Japan's consumer inflation in April accelerated 2.1 percent from a year earlier, as higher commodity prices and a weak yen helped lift the key figure to a seven-year high and above the Bank of Japan's 2 percent target for the first time since 2015, government data showed Friday.
The steep rise in the core consumer price index came as the effect of sharply lower mobile communication fees -- a big drag for months -- began to fall out of the inflation data. The figure compared with a 0.8 percent increase in March and marked eight straight months of gain.
The war in Ukraine has sent prices of energy, including crude oil, as well as raw materials higher, adding inflationary pressures to resource-poor Japan. While economists say the commodity-led inflation is likely to continue for months, the BOJ is expected to see the rise as temporary and persist with monetary easing.
The core CPI, excluding volatile fresh food items, was last above 2 percent in March 2015, in the aftermath of a consumption tax hike to 8 percent from 5 percent, according to the Ministry of Internal Affairs and Communications.
Apart from the tax hike impact, September 2008 was the last time the closely watched gauge of inflation was above 2 percent, meaning that it is the first time that the threshold has been crossed without a tax effect since the BOJ launched powerful monetary easing under its current governor, who took the post in 2013.
"The headline figure is above the BOJ's 2 percent target but it doesn't mean that its goal has been achieved in a real sense. The economy is facing downside risks, with higher commodity prices hurting consumer spending," said Yuichi Kodama, chief economist at the Meiji Yasuda Research Institute.
Energy prices surged 19.1 percent, with gasoline, kerosene, city gas and electricity bills all marking double-digit jumps. Gasoline was up 15.7 percent and kerosene 26.1 percent, though government subsidies to wholesalers to bring down retail prices helped ease the upward pressure.
Mobile communication fees were down 22.5 percent in April but the pace of decline slowed from 52.7 percent a month earlier.
"The basic price trend is the same as before. But what is striking this time is that food prices are trending higher amid supply concerns related to the situation in Ukraine," Kodama said, comparing the current situation to the last time the core CPI was above 2 percent in 2008.

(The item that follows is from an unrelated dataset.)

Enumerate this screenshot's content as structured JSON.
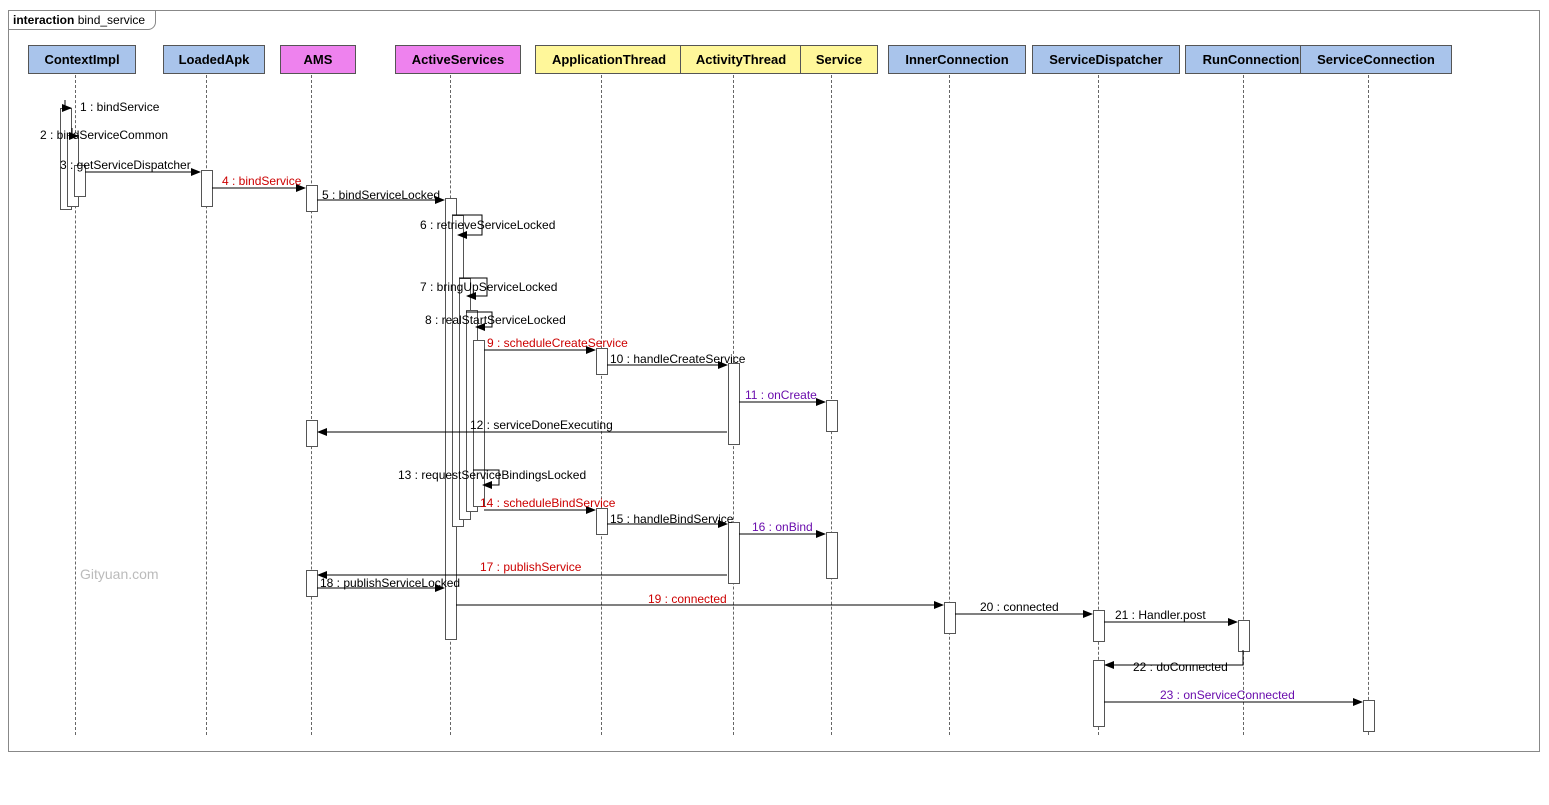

Even without perishables, food prices gained 2.6 percent in April, the fastest pace since 2015, with wheat, meat, coffee beans and cooking oil among those affected. Of the 176 items surveyed, 127 saw higher prices, the ministry said.
With a core CPI reading above 2 percent widely expected, the BOJ shot down speculation it would tweak its monetary policy. Governor Haruhiko Kuroda has said the central bank is aiming for sustainable inflation that is accompanied by strong wage growth, not inflation led by temporary increases in commodity prices.
The price gains come at a delicate time for Japan where consumers are not fully confident of an economic recovery from COVID-19, and politicians are wary of price-sensitive voters ahead of the House of Councillors election in July.
The rapid depreciation of the yen, which has fallen to 20-year lows against the U.S. dollar, has proven a headache for Japan as it has boosted import costs.
"Raw material prices had already been rising (helped by a global economic recovery and supply shortages) and the weaker yen magnified the impact," a ministry official said.
The BOJ's strong commitment to ultraeasy monetary policy contrasts with its U.S. and European counterparts that are dialing back stimulus to rein in sharp gains in prices.
The so-called core-core CPI, excluding both energy and fresh food prices, gained 0.8 percent, marking the first rise since July 2020.